* Task brief: Work through the listing below, copying each line that carries the word "plus".
######
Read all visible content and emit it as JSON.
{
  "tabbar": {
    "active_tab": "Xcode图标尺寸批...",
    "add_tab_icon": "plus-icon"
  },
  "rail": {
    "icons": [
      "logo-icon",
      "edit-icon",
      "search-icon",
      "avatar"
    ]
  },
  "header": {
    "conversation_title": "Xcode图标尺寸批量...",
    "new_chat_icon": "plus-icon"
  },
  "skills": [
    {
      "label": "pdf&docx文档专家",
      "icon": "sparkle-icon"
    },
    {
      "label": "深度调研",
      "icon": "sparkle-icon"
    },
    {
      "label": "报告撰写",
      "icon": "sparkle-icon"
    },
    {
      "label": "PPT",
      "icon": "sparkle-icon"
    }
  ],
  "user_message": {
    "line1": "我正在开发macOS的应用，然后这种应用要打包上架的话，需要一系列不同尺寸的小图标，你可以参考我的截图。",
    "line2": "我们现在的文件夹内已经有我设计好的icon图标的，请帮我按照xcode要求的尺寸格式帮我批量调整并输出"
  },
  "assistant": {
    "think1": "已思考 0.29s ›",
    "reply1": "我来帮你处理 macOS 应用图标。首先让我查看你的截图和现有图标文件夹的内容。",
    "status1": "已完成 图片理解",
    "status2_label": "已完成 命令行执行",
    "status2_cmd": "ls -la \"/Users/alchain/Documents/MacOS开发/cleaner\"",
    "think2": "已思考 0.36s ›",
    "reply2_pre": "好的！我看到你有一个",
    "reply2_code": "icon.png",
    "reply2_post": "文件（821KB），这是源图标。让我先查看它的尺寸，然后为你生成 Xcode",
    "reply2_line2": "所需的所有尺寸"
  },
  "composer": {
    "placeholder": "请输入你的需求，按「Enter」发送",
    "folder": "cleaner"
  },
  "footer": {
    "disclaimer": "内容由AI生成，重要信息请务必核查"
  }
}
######
* Reply to the exercise:
    "add_tab_icon": "plus-icon"
    "new_chat_icon": "plus-icon"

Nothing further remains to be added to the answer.